- Problem to solve
Omit all pictures, then print the entries exactly.

(Data records for software interfaces)
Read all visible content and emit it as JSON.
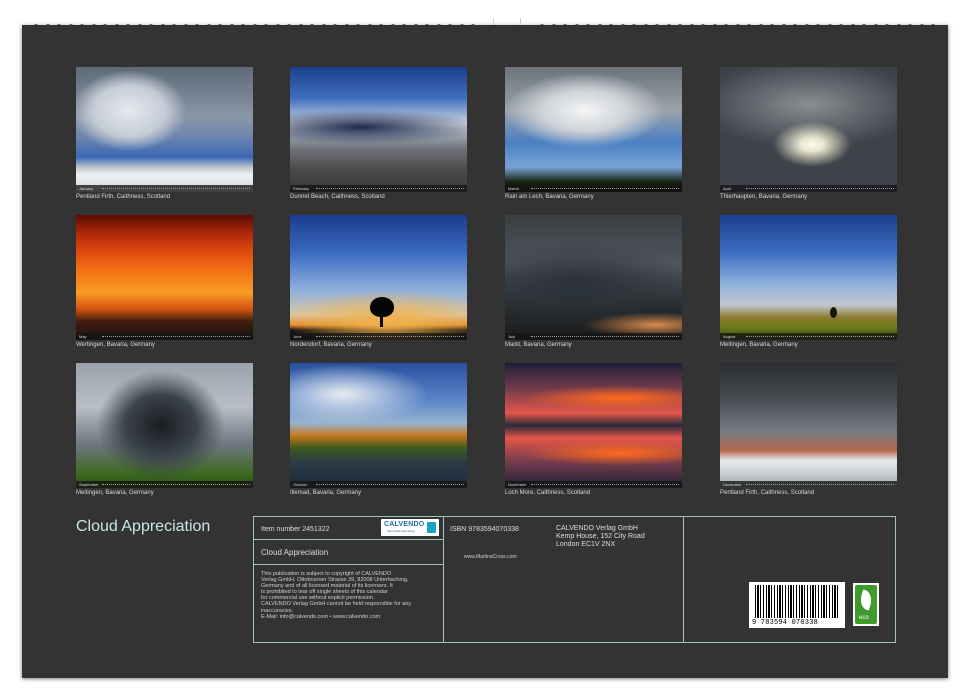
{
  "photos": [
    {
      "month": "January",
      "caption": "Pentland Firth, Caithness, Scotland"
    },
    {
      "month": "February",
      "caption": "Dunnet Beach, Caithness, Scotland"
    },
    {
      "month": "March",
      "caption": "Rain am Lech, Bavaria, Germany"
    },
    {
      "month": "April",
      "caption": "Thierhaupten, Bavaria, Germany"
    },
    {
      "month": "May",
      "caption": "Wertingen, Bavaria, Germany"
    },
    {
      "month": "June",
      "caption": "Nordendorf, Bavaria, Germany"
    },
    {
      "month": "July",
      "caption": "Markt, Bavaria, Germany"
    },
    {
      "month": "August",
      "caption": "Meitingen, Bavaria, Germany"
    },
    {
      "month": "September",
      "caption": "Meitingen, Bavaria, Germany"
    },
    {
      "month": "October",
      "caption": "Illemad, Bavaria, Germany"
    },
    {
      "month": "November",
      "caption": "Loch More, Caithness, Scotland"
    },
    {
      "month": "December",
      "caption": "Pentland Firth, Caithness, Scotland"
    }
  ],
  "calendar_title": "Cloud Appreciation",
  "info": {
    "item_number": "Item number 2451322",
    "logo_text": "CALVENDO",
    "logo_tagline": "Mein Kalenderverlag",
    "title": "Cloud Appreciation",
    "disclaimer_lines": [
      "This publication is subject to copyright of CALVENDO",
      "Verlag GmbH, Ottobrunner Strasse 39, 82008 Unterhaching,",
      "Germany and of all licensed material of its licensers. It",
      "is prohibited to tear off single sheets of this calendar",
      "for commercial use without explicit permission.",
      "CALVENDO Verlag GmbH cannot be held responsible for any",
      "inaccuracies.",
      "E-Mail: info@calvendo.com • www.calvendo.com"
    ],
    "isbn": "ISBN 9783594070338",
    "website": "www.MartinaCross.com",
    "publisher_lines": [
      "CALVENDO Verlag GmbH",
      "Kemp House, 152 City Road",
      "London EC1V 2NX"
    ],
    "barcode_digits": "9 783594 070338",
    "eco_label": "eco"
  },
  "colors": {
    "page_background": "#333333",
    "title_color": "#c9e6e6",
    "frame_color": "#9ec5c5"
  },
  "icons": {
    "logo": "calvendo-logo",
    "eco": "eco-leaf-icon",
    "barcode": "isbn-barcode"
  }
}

- Result for this exercise
Read all visible content and emit it as JSON.
{
  "photos": [
    {
      "month": "January",
      "caption": "Pentland Firth, Caithness, Scotland"
    },
    {
      "month": "February",
      "caption": "Dunnet Beach, Caithness, Scotland"
    },
    {
      "month": "March",
      "caption": "Rain am Lech, Bavaria, Germany"
    },
    {
      "month": "April",
      "caption": "Thierhaupten, Bavaria, Germany"
    },
    {
      "month": "May",
      "caption": "Wertingen, Bavaria, Germany"
    },
    {
      "month": "June",
      "caption": "Nordendorf, Bavaria, Germany"
    },
    {
      "month": "July",
      "caption": "Markt, Bavaria, Germany"
    },
    {
      "month": "August",
      "caption": "Meitingen, Bavaria, Germany"
    },
    {
      "month": "September",
      "caption": "Meitingen, Bavaria, Germany"
    },
    {
      "month": "October",
      "caption": "Illemad, Bavaria, Germany"
    },
    {
      "month": "November",
      "caption": "Loch More, Caithness, Scotland"
    },
    {
      "month": "December",
      "caption": "Pentland Firth, Caithness, Scotland"
    }
  ],
  "calendar_title": "Cloud Appreciation",
  "info": {
    "item_number": "Item number 2451322",
    "logo_text": "CALVENDO",
    "logo_tagline": "Mein Kalenderverlag",
    "title": "Cloud Appreciation",
    "disclaimer_lines": [
      "This publication is subject to copyright of CALVENDO",
      "Verlag GmbH, Ottobrunner Strasse 39, 82008 Unterhaching,",
      "Germany and of all licensed material of its licensers. It",
      "is prohibited to tear off single sheets of this calendar",
      "for commercial use without explicit permission.",
      "CALVENDO Verlag GmbH cannot be held responsible for any",
      "inaccuracies.",
      "E-Mail: info@calvendo.com • www.calvendo.com"
    ],
    "isbn": "ISBN 9783594070338",
    "website": "www.MartinaCross.com",
    "publisher_lines": [
      "CALVENDO Verlag GmbH",
      "Kemp House, 152 City Road",
      "London EC1V 2NX"
    ],
    "barcode_digits": "9 783594 070338",
    "eco_label": "eco"
  },
  "colors": {
    "page_background": "#333333",
    "title_color": "#c9e6e6",
    "frame_color": "#9ec5c5"
  },
  "icons": {
    "logo": "calvendo-logo",
    "eco": "eco-leaf-icon",
    "barcode": "isbn-barcode"
  }
}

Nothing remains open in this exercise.